And by my count, the Times presents seven ways that companies are changing to relieve the pressure:
- Encourage more telecommuting. The Times describes how "Citigate Cunningham, a public relations company, now encourages workers to stay home whenever possible, providing laptop computers and BlackBerrys to enable telecommuting, and reimbursing them $40 a month for high-speed Internet connections in their homes."
- Give employees money to pay for gas. Since June, OperationsInc., a human resource consulting firm, gave employees up to $100 a month on an American Express (NYSE: AXP) card "to offset rising gas prices."
- Rent offices closer to workers' homes. Microsoft Corp. (NASDAQ: MSFT) recently "leased three large office complexes far from its headquarters" to cut 7,000 employees' commutes.
- Cut work week from five to four days. Rejuvenation, a Portland, OR lighting maker, put employees on a four-day 10-hour per day work week.
- Give away a free bicycle each month. Rejuvenation also "gives away a free bicycle to an employee every month."
- Create a van pool. Bayless Engineering and Manufacturing, based in the Santa Clarita Valley of California, has 12 employees who live 50 miles away from the office. In 2008 Bayless rented vans from Enterprise to transport those employees "to work and back."
- Replace workers' cars with smart cars to do deliveries. To combat a problem of pizza drivers not wanting to use up the gas in their cars to make deliveries, HotBox Pizza, a four-store Indianapolis chain, is buying five Smart cars that get 40 miles per gallon which will be painted with HotBox's red and black logo.

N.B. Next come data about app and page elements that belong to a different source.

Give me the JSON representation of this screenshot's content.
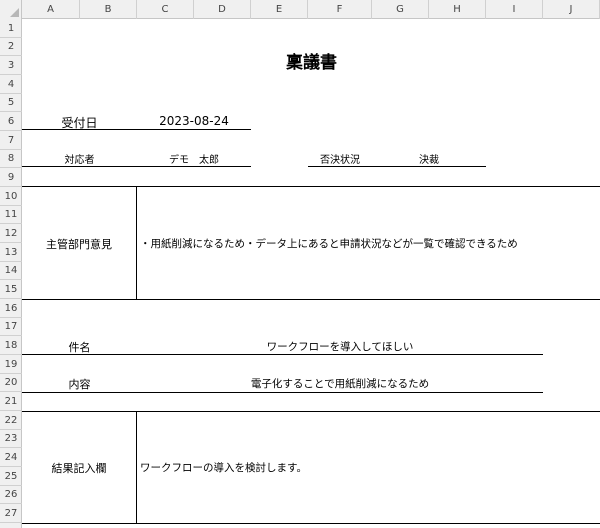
{
  "columns": [
    "A",
    "B",
    "C",
    "D",
    "E",
    "F",
    "G",
    "H",
    "I",
    "J"
  ],
  "rows": [
    "1",
    "2",
    "3",
    "4",
    "5",
    "6",
    "7",
    "8",
    "9",
    "10",
    "11",
    "12",
    "13",
    "14",
    "15",
    "16",
    "17",
    "18",
    "19",
    "20",
    "21",
    "22",
    "23",
    "24",
    "25",
    "26",
    "27"
  ],
  "document": {
    "title": "稟議書",
    "received_date_label": "受付日",
    "received_date_value": "2023-08-24",
    "handler_label": "対応者",
    "handler_value": "デモ　太郎",
    "approval_status_label": "否決状況",
    "approval_status_value": "決裁",
    "dept_opinion_label": "主管部門意見",
    "dept_opinion_value": "・用紙削減になるため・データ上にあると申請状況などが一覧で確認できるため",
    "subject_label": "件名",
    "subject_value": "ワークフローを導入してほしい",
    "content_label": "内容",
    "content_value": "電子化することで用紙削減になるため",
    "result_label": "結果記入欄",
    "result_value": "ワークフローの導入を検討します。"
  }
}
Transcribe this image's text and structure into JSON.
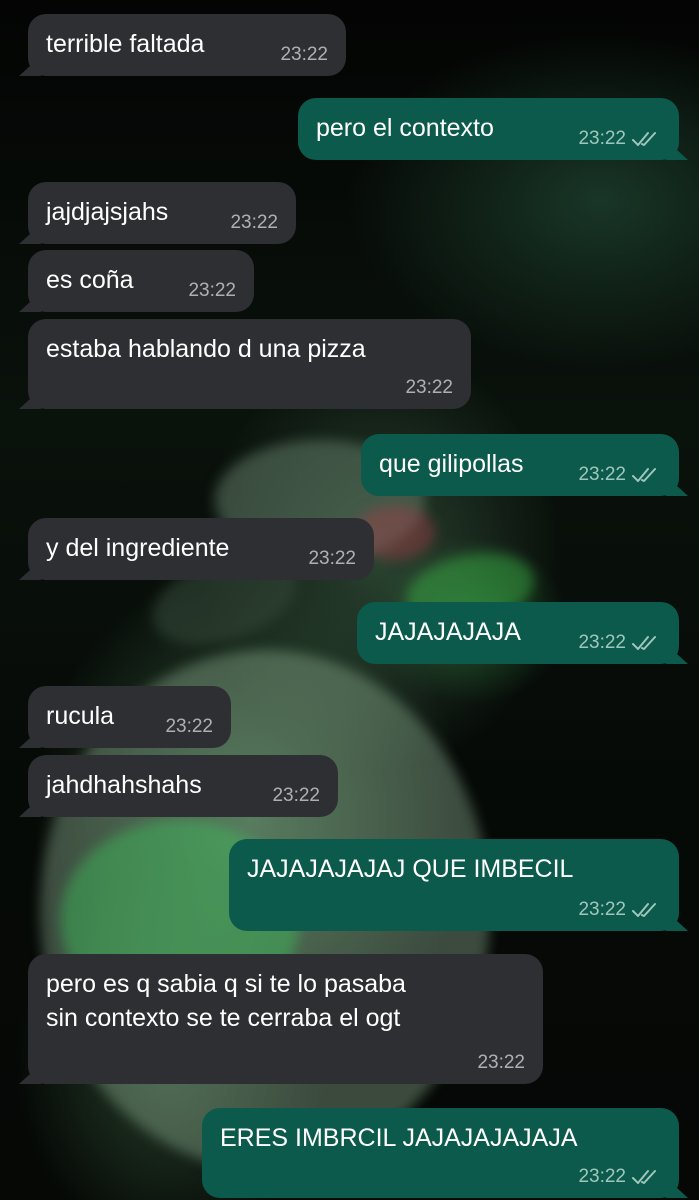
{
  "chat": {
    "messages": [
      {
        "direction": "incoming",
        "text": "terrible faltada",
        "time": "23:22"
      },
      {
        "direction": "outgoing",
        "text": "pero el contexto",
        "time": "23:22",
        "status": "read"
      },
      {
        "direction": "incoming",
        "text": "jajdjajsjahs",
        "time": "23:22"
      },
      {
        "direction": "incoming",
        "text": "es coña",
        "time": "23:22"
      },
      {
        "direction": "incoming",
        "text": "estaba hablando d una pizza",
        "time": "23:22"
      },
      {
        "direction": "outgoing",
        "text": "que gilipollas",
        "time": "23:22",
        "status": "read"
      },
      {
        "direction": "incoming",
        "text": "y del ingrediente",
        "time": "23:22"
      },
      {
        "direction": "outgoing",
        "text": "JAJAJAJAJA",
        "time": "23:22",
        "status": "read"
      },
      {
        "direction": "incoming",
        "text": "rucula",
        "time": "23:22"
      },
      {
        "direction": "incoming",
        "text": "jahdhahshahs",
        "time": "23:22"
      },
      {
        "direction": "outgoing",
        "text": "JAJAJAJAJAJ QUE IMBECIL",
        "time": "23:22",
        "status": "read"
      },
      {
        "direction": "incoming",
        "text": "pero es q sabia q si te lo pasaba\nsin contexto se te cerraba el ogt",
        "time": "23:22"
      },
      {
        "direction": "outgoing",
        "text": "ERES IMBRCIL JAJAJAJAJAJA",
        "time": "23:22",
        "status": "read"
      }
    ]
  },
  "colors": {
    "incoming_bubble": "#2e2f33",
    "outgoing_bubble": "#0b5a4b",
    "text": "#ffffff",
    "timestamp": "#9a9a9a"
  },
  "icons": {
    "read_receipt": "double-check-icon"
  }
}
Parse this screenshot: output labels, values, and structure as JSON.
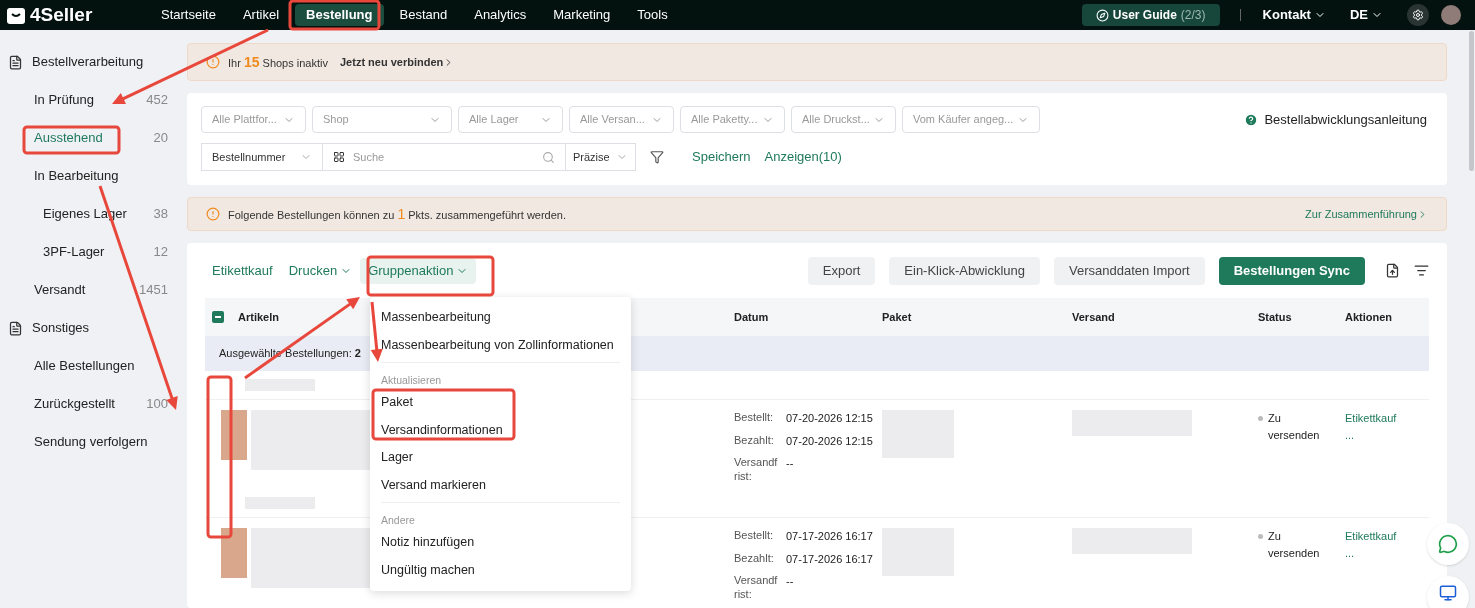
{
  "logo": "4Seller",
  "nav": [
    {
      "label": "Startseite",
      "selected": false
    },
    {
      "label": "Artikel",
      "selected": false
    },
    {
      "label": "Bestellung",
      "selected": true
    },
    {
      "label": "Bestand",
      "selected": false
    },
    {
      "label": "Analytics",
      "selected": false
    },
    {
      "label": "Marketing",
      "selected": false
    },
    {
      "label": "Tools",
      "selected": false
    }
  ],
  "user_guide": {
    "label": "User Guide",
    "progress": "(2/3)"
  },
  "header_menus": [
    "Kontakt",
    "DE"
  ],
  "sidebar": [
    {
      "label": "Bestellverarbeitung",
      "children": [
        {
          "label": "In Prüfung",
          "count": "452",
          "selected": false
        },
        {
          "label": "Ausstehend",
          "count": "20",
          "selected": true
        },
        {
          "label": "In Bearbeitung",
          "selected": false,
          "children": [
            {
              "label": "Eigenes Lager",
              "count": "38",
              "selected": false
            },
            {
              "label": "3PF-Lager",
              "count": "12",
              "selected": false
            }
          ]
        },
        {
          "label": "Versandt",
          "count": "1451",
          "selected": false
        }
      ]
    },
    {
      "label": "Sonstiges",
      "children": [
        {
          "label": "Alle Bestellungen",
          "selected": false
        },
        {
          "label": "Zurückgestellt",
          "count": "100",
          "selected": false
        },
        {
          "label": "Sendung verfolgern",
          "selected": false
        }
      ]
    }
  ],
  "shop_alert": {
    "before": "Ihr",
    "count": "15",
    "after": "Shops inaktiv",
    "link": "Jetzt neu verbinden"
  },
  "filters": [
    "Alle Plattfor...",
    "Shop",
    "Alle Lager",
    "Alle Versan...",
    "Alle Paketty...",
    "Alle Druckst...",
    "Vom Käufer angeg..."
  ],
  "guide_link": "Bestellabwicklungsanleitung",
  "search": {
    "field": "Bestellnummer",
    "placeholder": "Suche",
    "mode": "Präzise"
  },
  "filter_actions": [
    "Speichern",
    "Anzeigen(10)"
  ],
  "merge_alert": {
    "before": "Folgende Bestellungen können zu",
    "count": "1",
    "after": "Pkts. zusammengeführt werden.",
    "link": "Zur Zusammenführung"
  },
  "toolbar": {
    "links": [
      {
        "label": "Etikettkauf",
        "dropdown": false
      },
      {
        "label": "Drucken",
        "dropdown": true
      },
      {
        "label": "Gruppenaktion",
        "dropdown": true,
        "open": true
      }
    ],
    "buttons": [
      {
        "label": "Export",
        "primary": false
      },
      {
        "label": "Ein-Klick-Abwicklung",
        "primary": false
      },
      {
        "label": "Versanddaten Import",
        "primary": false
      },
      {
        "label": "Bestellungen Sync",
        "primary": true
      }
    ]
  },
  "table": {
    "select_all_partial": true,
    "columns": [
      "Artikeln",
      "Datum",
      "Paket",
      "Versand",
      "Status",
      "Aktionen"
    ],
    "selected_label": "Ausgewählte Bestellungen:",
    "selected_count": "2",
    "rows": [
      {
        "labels": [
          "Bestellt:",
          "Bezahlt:",
          "Versandfrist:"
        ],
        "ordered": "07-20-2026 12:15",
        "paid": "07-20-2026 12:15",
        "deadline": "--",
        "status": "Zu versenden",
        "action": "Etikettkauf",
        "more": "..."
      },
      {
        "labels": [
          "Bestellt:",
          "Bezahlt:",
          "Versandfrist:"
        ],
        "ordered": "07-17-2026 16:17",
        "paid": "07-17-2026 16:17",
        "deadline": "--",
        "status": "Zu versenden",
        "action": "Etikettkauf",
        "more": "..."
      }
    ]
  },
  "dropdown": [
    {
      "kind": "item",
      "label": "Massenbearbeitung"
    },
    {
      "kind": "item",
      "label": "Massenbearbeitung von Zollinformationen"
    },
    {
      "kind": "divider"
    },
    {
      "kind": "heading",
      "label": "Aktualisieren"
    },
    {
      "kind": "item",
      "label": "Paket"
    },
    {
      "kind": "item",
      "label": "Versandinformationen"
    },
    {
      "kind": "item",
      "label": "Lager"
    },
    {
      "kind": "item",
      "label": "Versand markieren"
    },
    {
      "kind": "divider"
    },
    {
      "kind": "heading",
      "label": "Andere"
    },
    {
      "kind": "item",
      "label": "Notiz hinzufügen"
    },
    {
      "kind": "item",
      "label": "Ungültig machen"
    }
  ]
}
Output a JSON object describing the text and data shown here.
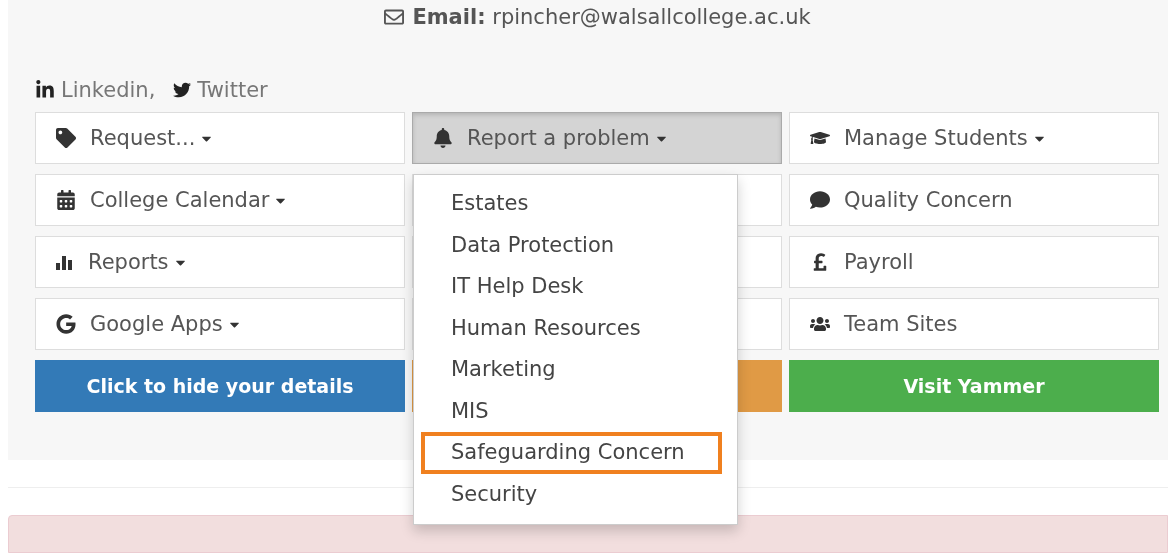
{
  "contact": {
    "email_label": "Email:",
    "email": "rpincher@walsallcollege.ac.uk"
  },
  "social": [
    {
      "kind": "linkedin",
      "label": "Linkedin,"
    },
    {
      "kind": "twitter",
      "label": "Twitter"
    }
  ],
  "menu_buttons": [
    {
      "label": "Request...",
      "dropdown": true,
      "selected": false
    },
    {
      "label": "Report a problem",
      "dropdown": true,
      "selected": true
    },
    {
      "label": "Manage Students",
      "dropdown": true,
      "selected": false
    },
    {
      "label": "College Calendar",
      "dropdown": true,
      "selected": false
    },
    {
      "label": "Quality Concern",
      "dropdown": false,
      "selected": false
    },
    {
      "label": "Reports",
      "dropdown": true,
      "selected": false
    },
    {
      "label": "Payroll",
      "dropdown": false,
      "selected": false
    },
    {
      "label": "Google Apps",
      "dropdown": true,
      "selected": false
    },
    {
      "label": "Team Sites",
      "dropdown": false,
      "selected": false
    }
  ],
  "action_buttons": [
    {
      "label": "Click to hide your details",
      "kind": "primary"
    },
    {
      "kind": "warning"
    },
    {
      "label": "Visit Yammer",
      "kind": "success"
    }
  ],
  "dropdown_menu": {
    "items": [
      {
        "label": "Estates",
        "selected": false
      },
      {
        "label": "Data Protection",
        "selected": false
      },
      {
        "label": "IT Help Desk",
        "selected": false
      },
      {
        "label": "Human Resources",
        "selected": false
      },
      {
        "label": "Marketing",
        "selected": false
      },
      {
        "label": "MIS",
        "selected": false
      },
      {
        "label": "Safeguarding Concern",
        "selected": true
      },
      {
        "label": "Security",
        "selected": false
      }
    ]
  },
  "alert": {
    "kind": "danger"
  }
}
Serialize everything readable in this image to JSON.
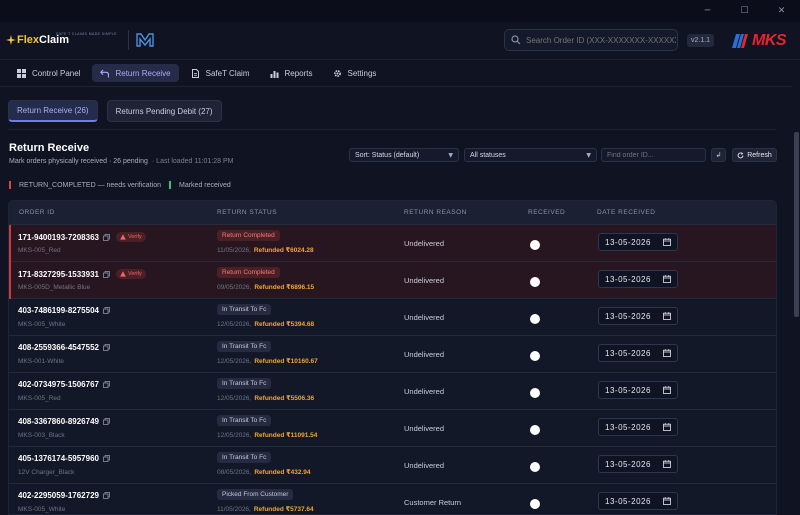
{
  "window": {
    "minimize": "─",
    "maximize": "☐",
    "close": "✕"
  },
  "header": {
    "logo_flex": "Flex",
    "logo_claim": "Claim",
    "logo_tagline": "SAFE T CLAIMS MADE SIMPLE",
    "search_placeholder": "Search Order ID (XXX-XXXXXXX-XXXXXXX)",
    "version": "v2.1.1",
    "brand": "MKS"
  },
  "nav": [
    {
      "label": "Control Panel",
      "icon": "grid-icon"
    },
    {
      "label": "Return Receive",
      "icon": "return-arrow-icon",
      "active": true
    },
    {
      "label": "SafeT Claim",
      "icon": "document-icon"
    },
    {
      "label": "Reports",
      "icon": "bar-chart-icon"
    },
    {
      "label": "Settings",
      "icon": "gear-icon"
    }
  ],
  "subtabs": [
    {
      "label": "Return Receive (26)",
      "active": true
    },
    {
      "label": "Returns Pending Debit (27)"
    }
  ],
  "page": {
    "title": "Return Receive",
    "subtitle": "Mark orders physically received · 26 pending",
    "loaded": "· Last loaded 11:01:28 PM"
  },
  "controls": {
    "sort": "Sort: Status (default)",
    "status": "All statuses",
    "find_placeholder": "Find order ID...",
    "sort_dir": "↲",
    "refresh": "Refresh"
  },
  "legend": [
    {
      "label": "RETURN_COMPLETED — needs verification",
      "color": "#e2453c"
    },
    {
      "label": "Marked received",
      "color": "#3fc07a"
    }
  ],
  "table": {
    "headers": [
      "ORDER ID",
      "RETURN STATUS",
      "RETURN REASON",
      "RECEIVED",
      "DATE RECEIVED"
    ],
    "verify_label": "Verify",
    "rows": [
      {
        "order_id": "171-9400193-7208363",
        "sku": "MKS-005_Red",
        "status": "Return Completed",
        "status_kind": "done",
        "date": "11/05/2026,",
        "refund": "Refunded ₹6024.28",
        "reason": "Undelivered",
        "received_date": "13-05-2026",
        "verify": true
      },
      {
        "order_id": "171-8327295-1533931",
        "sku": "MKS-005D_Metallic Blue",
        "status": "Return Completed",
        "status_kind": "done",
        "date": "09/05/2026,",
        "refund": "Refunded ₹6896.15",
        "reason": "Undelivered",
        "received_date": "13-05-2026",
        "verify": true
      },
      {
        "order_id": "403-7486199-8275504",
        "sku": "MKS-005_White",
        "status": "In Transit To Fc",
        "status_kind": "transit",
        "date": "12/05/2026,",
        "refund": "Refunded ₹5394.68",
        "reason": "Undelivered",
        "received_date": "13-05-2026"
      },
      {
        "order_id": "408-2559366-4547552",
        "sku": "MKS-001-White",
        "status": "In Transit To Fc",
        "status_kind": "transit",
        "date": "12/05/2026,",
        "refund": "Refunded ₹10160.67",
        "reason": "Undelivered",
        "received_date": "13-05-2026"
      },
      {
        "order_id": "402-0734975-1506767",
        "sku": "MKS-005_Red",
        "status": "In Transit To Fc",
        "status_kind": "transit",
        "date": "12/05/2026,",
        "refund": "Refunded ₹5506.36",
        "reason": "Undelivered",
        "received_date": "13-05-2026"
      },
      {
        "order_id": "408-3367860-8926749",
        "sku": "MKS-003_Black",
        "status": "In Transit To Fc",
        "status_kind": "transit",
        "date": "12/05/2026,",
        "refund": "Refunded ₹11091.54",
        "reason": "Undelivered",
        "received_date": "13-05-2026"
      },
      {
        "order_id": "405-1376174-5957960",
        "sku": "12V Charger_Black",
        "status": "In Transit To Fc",
        "status_kind": "transit",
        "date": "08/05/2026,",
        "refund": "Refunded ₹432.94",
        "reason": "Undelivered",
        "received_date": "13-05-2026"
      },
      {
        "order_id": "402-2295059-1762729",
        "sku": "MKS-005_White",
        "status": "Picked From Customer",
        "status_kind": "transit",
        "date": "11/05/2026,",
        "refund": "Refunded ₹5737.64",
        "reason": "Customer Return",
        "received_date": "13-05-2026"
      }
    ]
  },
  "colors": {
    "accent": "#6f7df0",
    "warning": "#e2453c",
    "success": "#3fc07a",
    "refund": "#f0a43a"
  }
}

It doesn't pay to bet against the ingenuity of the American entrepreneur. If you have other ideas, post them below.